A portion of William Tyndale’s letter to an unnamed prison officer in the castle where he was detained for 18 months until his execution in October 1536.
“…and I ask to be allowed to have a lamp in the evening; it is indeed wearisome sitting alone in the dark. But most of all I beg and beseech your clemency to be urgent with the commissary, that he will kindly permit me to have the Hebrew Bible, Hebrew grammar, and Hebrew dictionary, that I may pass the time in that study…
His verdict was sealed in August, 1536. He was formally condemned as a heretic and degraded from the priesthood. Then in early October (traditionally October 6), he was tied to the stake and then strangled by the executioner, then afterward consumed in the fire. Foxe reports that his last words were, “Lord! Open the King of England’s eyes!” He was forty-two years old, never married and never buried.”
Excerpted from John Piper’s Always Singing One Note- A Vernacular Bible
What happens when we deny that there are moral absolutes? What happens when we take God out of the picture and insist that morals and ethics are cultural and are, therefore, relative?
D. James Kennedy, author of Why I Believe, wrote of what happened at the Nuremberg War Trials after World War II:
During the Nuremberg War Trials after World War II, Nazi leaders were brought before that court and charged with all manner of crimes, including the slaughtering of millions of Jews and other people.
What was their defense? It was a clever one. The Supreme Court in Germany had declared that Jews were nonpersons. So these indicted Nazi leaders said, “We have done nothing wrong. We acted according to our own culture, according to our own mores, according to our own laws. We were told that they could be killed. Who are you to come from another culture, another society, and impose your morals on us?”
The Allied attorneys were thrown for a fifty-yard loss. They didn’t know what to say. If there are no absolutes, if everything is relativistic, if everything is culturally induced and we have no authority to impose our culture upon another, how dare we say that the Nazis were wrong for killing millions of people.
The lawyers were so taken aback, that after huddling for some time, they finally decided to retreat. Since they apparently were not willing to retreat to the moral law of God, they retreated to “natural law,” which has been held through many centuries. Although it is less precise, more vague, it nevertheless still has some moral content to it.
The lawyers appealed to natural laws, and it was on that basis that the Nazis were convicted.
“Julian the Apostate endeavored to destroy Christianity. He wrote a whole book against it, but in the book, instead of destroying Christianity, he affirms that Jesus was born in the reign of Augustus at the time of the taxing made in Judea by Cyrenius.

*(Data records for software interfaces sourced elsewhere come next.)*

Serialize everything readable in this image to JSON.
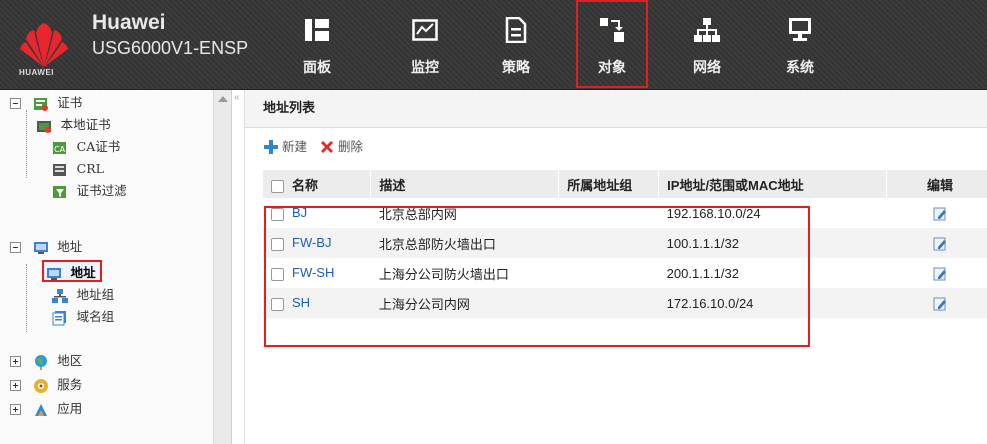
{
  "header": {
    "logo_text": "HUAWEI",
    "brand_line1": "Huawei",
    "brand_line2": "USG6000V1-ENSP",
    "nav": [
      {
        "label": "面板",
        "icon": "dashboard-icon"
      },
      {
        "label": "监控",
        "icon": "monitor-icon"
      },
      {
        "label": "策略",
        "icon": "policy-icon"
      },
      {
        "label": "对象",
        "icon": "object-icon",
        "active": true
      },
      {
        "label": "网络",
        "icon": "network-icon"
      },
      {
        "label": "系统",
        "icon": "system-icon"
      }
    ]
  },
  "sidebar": {
    "items": [
      {
        "label": "证书",
        "type": "group",
        "expanded": true,
        "icon": "certificate-icon"
      },
      {
        "label": "本地证书",
        "icon": "local-cert-icon"
      },
      {
        "label": "CA证书",
        "icon": "ca-cert-icon"
      },
      {
        "label": "CRL",
        "icon": "crl-icon"
      },
      {
        "label": "证书过滤",
        "icon": "cert-filter-icon"
      },
      {
        "label": "地址",
        "type": "group",
        "expanded": true,
        "icon": "address-icon"
      },
      {
        "label": "地址",
        "icon": "address-icon",
        "selected": true
      },
      {
        "label": "地址组",
        "icon": "address-group-icon"
      },
      {
        "label": "域名组",
        "icon": "domain-group-icon"
      },
      {
        "label": "地区",
        "type": "group",
        "expanded": false,
        "icon": "region-icon"
      },
      {
        "label": "服务",
        "type": "group",
        "expanded": false,
        "icon": "service-icon"
      },
      {
        "label": "应用",
        "type": "group",
        "expanded": false,
        "icon": "application-icon"
      }
    ]
  },
  "main": {
    "title": "地址列表",
    "toolbar": {
      "new_label": "新建",
      "delete_label": "删除"
    },
    "columns": [
      "名称",
      "描述",
      "所属地址组",
      "IP地址/范围或MAC地址",
      "编辑"
    ],
    "rows": [
      {
        "name": "BJ",
        "desc": "北京总部内网",
        "group": "",
        "ip": "192.168.10.0/24"
      },
      {
        "name": "FW-BJ",
        "desc": "北京总部防火墙出口",
        "group": "",
        "ip": "100.1.1.1/32"
      },
      {
        "name": "FW-SH",
        "desc": "上海分公司防火墙出口",
        "group": "",
        "ip": "200.1.1.1/32"
      },
      {
        "name": "SH",
        "desc": "上海分公司内网",
        "group": "",
        "ip": "172.16.10.0/24"
      }
    ]
  },
  "colors": {
    "accent_red": "#e02020",
    "link_blue": "#1a5fb4",
    "header_bg": "#3a3a3a"
  }
}
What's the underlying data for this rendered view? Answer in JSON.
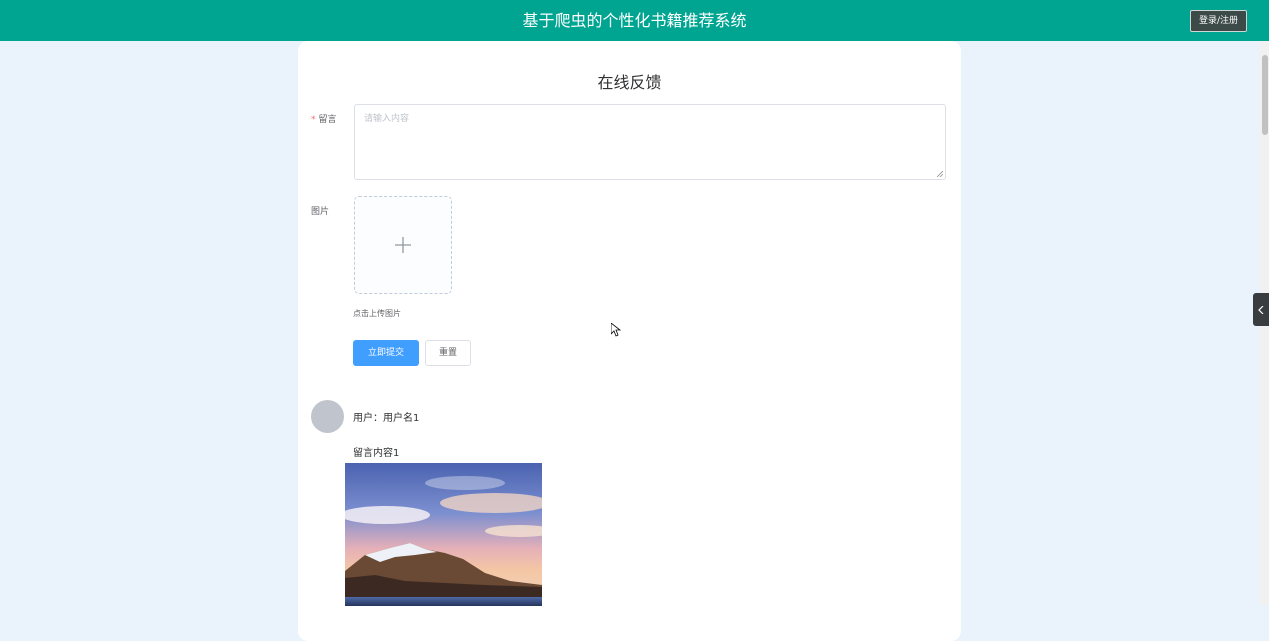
{
  "header": {
    "title": "基于爬虫的个性化书籍推荐系统",
    "login_label": "登录/注册",
    "bg_color": "#00a591"
  },
  "form": {
    "title": "在线反馈",
    "message_label": "留言",
    "required_mark": "*",
    "message_placeholder": "请输入内容",
    "image_label": "图片",
    "upload_icon": "plus-icon",
    "upload_tip": "点击上传图片",
    "submit_label": "立即提交",
    "reset_label": "重置",
    "accent_color": "#409eff"
  },
  "comments": [
    {
      "user_label": "用户：用户名1",
      "content": "留言内容1",
      "image": "mountain-lake-photo"
    }
  ],
  "side_toggle_icon": "chevron-left-icon"
}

He also confirms the fact that the Christian religion began its rise in the times of the emperors Tiberius and Claudius. He affirms the authenticity of the gospels of Matthew, Mark, Luke and John as the authentic sources of the Christian religion.
This same Julian went to Jerusalem to disprove the Bible, but he failed. When, unknowingly, he destroyed the wall of Babylon, he confirmed the Biblical prophecy.
When he finally came to his death, pointing his dagger up to the sky at Jesus, he gathered his blood after being wounded on the battlefield, threw it into the air, and said, “Thou hast conquered, O Galilean.”
Julian left behind no trace of the paganism he endeavored to rebuild. All of his efforts evaporated before the power of the Galilean.”
Source: D. James Kennedy, Why I Believe (Thomas Nelson; Revised edition, 1979) p106.
Jesus Christ, the greatest man who ever lived, changed virtually every aspect of human life—and most people don’t know it. The greatest tragedy of the Christmas holiday each year is not so much its commercialization (gross as that is), but its trivialization. How tragic it is that people have forgotten Him to whom they owe so very much.
Jesus says in Revelation 21:5, “Behold, I make all things new.” (Behold! [idou in Greek]: “Note well,” “look closely,” “examine carefully.”) Everything that Jesus Christ touched, He utterly transformed. He touched time when He was born into this world; He had a birthday and that birthday utterly altered the way we measure time.
Someone has said He turned aside the river of ages out of its course and lifted the centuries off their hinges. Now, the whole world counts time as B.C., Before Christ, and A.D. Untartunately, in most cases, our illiterate generation today doesn’t even know that A.D. means Anno Domini, “in the year of the Lord.”
It’s ironic that the most vitriolic atheist writing a propagandistic letter to a friend must acknowledge Christ when he dates that letter. The atheistic Soviet Union was forced in its constitution to acknowledge that it came into existence in 1917, in the “year of the Lord.” When you see row after row of books at the library, every one of them—even if it contains anti-Christian diatribes—has a reference to Jesus Christ because of the date.
Source: D. James Kennedy and Jerry Newcombe, What If Jesus Had Never Been Born? (Thomas Nelson, 2005), pp. 1- 2.